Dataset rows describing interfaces
== Segment start ==

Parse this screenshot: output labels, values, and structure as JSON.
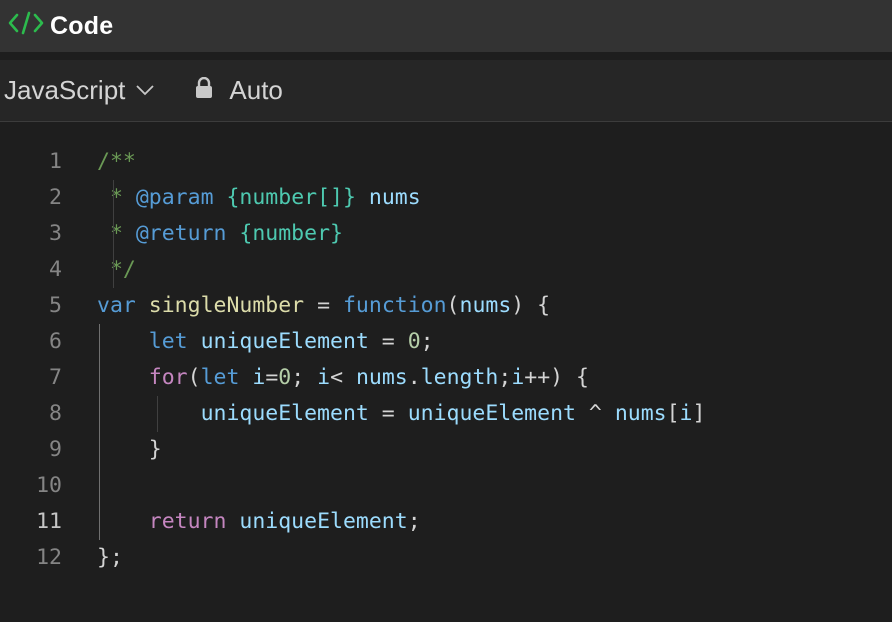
{
  "header": {
    "title": "Code",
    "icon": "code-brackets-icon"
  },
  "toolbar": {
    "language": "JavaScript",
    "mode": "Auto"
  },
  "editor": {
    "active_line": 11,
    "lines": [
      {
        "n": "1"
      },
      {
        "n": "2"
      },
      {
        "n": "3"
      },
      {
        "n": "4"
      },
      {
        "n": "5"
      },
      {
        "n": "6"
      },
      {
        "n": "7"
      },
      {
        "n": "8"
      },
      {
        "n": "9"
      },
      {
        "n": "10"
      },
      {
        "n": "11"
      },
      {
        "n": "12"
      }
    ],
    "code": [
      [
        {
          "t": "/**",
          "c": "c-comment"
        }
      ],
      [
        {
          "t": " * ",
          "c": "c-comment"
        },
        {
          "t": "@param",
          "c": "c-jsdoc-tag"
        },
        {
          "t": " ",
          "c": "c-comment"
        },
        {
          "t": "{number[]}",
          "c": "c-type"
        },
        {
          "t": " ",
          "c": "c-comment"
        },
        {
          "t": "nums",
          "c": "c-var"
        }
      ],
      [
        {
          "t": " * ",
          "c": "c-comment"
        },
        {
          "t": "@return",
          "c": "c-jsdoc-tag"
        },
        {
          "t": " ",
          "c": "c-comment"
        },
        {
          "t": "{number}",
          "c": "c-type"
        }
      ],
      [
        {
          "t": " */",
          "c": "c-comment"
        }
      ],
      [
        {
          "t": "var",
          "c": "c-keyword"
        },
        {
          "t": " ",
          "c": "c-op"
        },
        {
          "t": "singleNumber",
          "c": "c-func"
        },
        {
          "t": " = ",
          "c": "c-op"
        },
        {
          "t": "function",
          "c": "c-keyword"
        },
        {
          "t": "(",
          "c": "c-bracket"
        },
        {
          "t": "nums",
          "c": "c-var"
        },
        {
          "t": ") {",
          "c": "c-bracket"
        }
      ],
      [
        {
          "t": "    ",
          "c": "c-op"
        },
        {
          "t": "let",
          "c": "c-keyword"
        },
        {
          "t": " ",
          "c": "c-op"
        },
        {
          "t": "uniqueElement",
          "c": "c-var"
        },
        {
          "t": " = ",
          "c": "c-op"
        },
        {
          "t": "0",
          "c": "c-num"
        },
        {
          "t": ";",
          "c": "c-op"
        }
      ],
      [
        {
          "t": "    ",
          "c": "c-op"
        },
        {
          "t": "for",
          "c": "c-control"
        },
        {
          "t": "(",
          "c": "c-bracket"
        },
        {
          "t": "let",
          "c": "c-keyword"
        },
        {
          "t": " ",
          "c": "c-op"
        },
        {
          "t": "i",
          "c": "c-var"
        },
        {
          "t": "=",
          "c": "c-op"
        },
        {
          "t": "0",
          "c": "c-num"
        },
        {
          "t": "; ",
          "c": "c-op"
        },
        {
          "t": "i",
          "c": "c-var"
        },
        {
          "t": "< ",
          "c": "c-op"
        },
        {
          "t": "nums",
          "c": "c-var"
        },
        {
          "t": ".",
          "c": "c-op"
        },
        {
          "t": "length",
          "c": "c-var"
        },
        {
          "t": ";",
          "c": "c-op"
        },
        {
          "t": "i",
          "c": "c-var"
        },
        {
          "t": "++",
          "c": "c-op"
        },
        {
          "t": ") {",
          "c": "c-bracket"
        }
      ],
      [
        {
          "t": "        ",
          "c": "c-op"
        },
        {
          "t": "uniqueElement",
          "c": "c-var"
        },
        {
          "t": " = ",
          "c": "c-op"
        },
        {
          "t": "uniqueElement",
          "c": "c-var"
        },
        {
          "t": " ^ ",
          "c": "c-op"
        },
        {
          "t": "nums",
          "c": "c-var"
        },
        {
          "t": "[",
          "c": "c-bracket"
        },
        {
          "t": "i",
          "c": "c-var"
        },
        {
          "t": "]",
          "c": "c-bracket"
        }
      ],
      [
        {
          "t": "    ",
          "c": "c-op"
        },
        {
          "t": "}",
          "c": "c-bracket"
        }
      ],
      [],
      [
        {
          "t": "    ",
          "c": "c-op"
        },
        {
          "t": "return",
          "c": "c-control"
        },
        {
          "t": " ",
          "c": "c-op"
        },
        {
          "t": "uniqueElement",
          "c": "c-var"
        },
        {
          "t": ";",
          "c": "c-op"
        }
      ],
      [
        {
          "t": "};",
          "c": "c-bracket"
        }
      ]
    ]
  }
}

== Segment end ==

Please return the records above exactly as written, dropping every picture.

Parse this screenshot: output labels, values, and structure as JSON.
{
  "header": {
    "title": "Code",
    "icon": "code-brackets-icon"
  },
  "toolbar": {
    "language": "JavaScript",
    "mode": "Auto"
  },
  "editor": {
    "active_line": 11,
    "lines": [
      {
        "n": "1"
      },
      {
        "n": "2"
      },
      {
        "n": "3"
      },
      {
        "n": "4"
      },
      {
        "n": "5"
      },
      {
        "n": "6"
      },
      {
        "n": "7"
      },
      {
        "n": "8"
      },
      {
        "n": "9"
      },
      {
        "n": "10"
      },
      {
        "n": "11"
      },
      {
        "n": "12"
      }
    ],
    "code": [
      [
        {
          "t": "/**",
          "c": "c-comment"
        }
      ],
      [
        {
          "t": " * ",
          "c": "c-comment"
        },
        {
          "t": "@param",
          "c": "c-jsdoc-tag"
        },
        {
          "t": " ",
          "c": "c-comment"
        },
        {
          "t": "{number[]}",
          "c": "c-type"
        },
        {
          "t": " ",
          "c": "c-comment"
        },
        {
          "t": "nums",
          "c": "c-var"
        }
      ],
      [
        {
          "t": " * ",
          "c": "c-comment"
        },
        {
          "t": "@return",
          "c": "c-jsdoc-tag"
        },
        {
          "t": " ",
          "c": "c-comment"
        },
        {
          "t": "{number}",
          "c": "c-type"
        }
      ],
      [
        {
          "t": " */",
          "c": "c-comment"
        }
      ],
      [
        {
          "t": "var",
          "c": "c-keyword"
        },
        {
          "t": " ",
          "c": "c-op"
        },
        {
          "t": "singleNumber",
          "c": "c-func"
        },
        {
          "t": " = ",
          "c": "c-op"
        },
        {
          "t": "function",
          "c": "c-keyword"
        },
        {
          "t": "(",
          "c": "c-bracket"
        },
        {
          "t": "nums",
          "c": "c-var"
        },
        {
          "t": ") {",
          "c": "c-bracket"
        }
      ],
      [
        {
          "t": "    ",
          "c": "c-op"
        },
        {
          "t": "let",
          "c": "c-keyword"
        },
        {
          "t": " ",
          "c": "c-op"
        },
        {
          "t": "uniqueElement",
          "c": "c-var"
        },
        {
          "t": " = ",
          "c": "c-op"
        },
        {
          "t": "0",
          "c": "c-num"
        },
        {
          "t": ";",
          "c": "c-op"
        }
      ],
      [
        {
          "t": "    ",
          "c": "c-op"
        },
        {
          "t": "for",
          "c": "c-control"
        },
        {
          "t": "(",
          "c": "c-bracket"
        },
        {
          "t": "let",
          "c": "c-keyword"
        },
        {
          "t": " ",
          "c": "c-op"
        },
        {
          "t": "i",
          "c": "c-var"
        },
        {
          "t": "=",
          "c": "c-op"
        },
        {
          "t": "0",
          "c": "c-num"
        },
        {
          "t": "; ",
          "c": "c-op"
        },
        {
          "t": "i",
          "c": "c-var"
        },
        {
          "t": "< ",
          "c": "c-op"
        },
        {
          "t": "nums",
          "c": "c-var"
        },
        {
          "t": ".",
          "c": "c-op"
        },
        {
          "t": "length",
          "c": "c-var"
        },
        {
          "t": ";",
          "c": "c-op"
        },
        {
          "t": "i",
          "c": "c-var"
        },
        {
          "t": "++",
          "c": "c-op"
        },
        {
          "t": ") {",
          "c": "c-bracket"
        }
      ],
      [
        {
          "t": "        ",
          "c": "c-op"
        },
        {
          "t": "uniqueElement",
          "c": "c-var"
        },
        {
          "t": " = ",
          "c": "c-op"
        },
        {
          "t": "uniqueElement",
          "c": "c-var"
        },
        {
          "t": " ^ ",
          "c": "c-op"
        },
        {
          "t": "nums",
          "c": "c-var"
        },
        {
          "t": "[",
          "c": "c-bracket"
        },
        {
          "t": "i",
          "c": "c-var"
        },
        {
          "t": "]",
          "c": "c-bracket"
        }
      ],
      [
        {
          "t": "    ",
          "c": "c-op"
        },
        {
          "t": "}",
          "c": "c-bracket"
        }
      ],
      [],
      [
        {
          "t": "    ",
          "c": "c-op"
        },
        {
          "t": "return",
          "c": "c-control"
        },
        {
          "t": " ",
          "c": "c-op"
        },
        {
          "t": "uniqueElement",
          "c": "c-var"
        },
        {
          "t": ";",
          "c": "c-op"
        }
      ],
      [
        {
          "t": "};",
          "c": "c-bracket"
        }
      ]
    ]
  }
}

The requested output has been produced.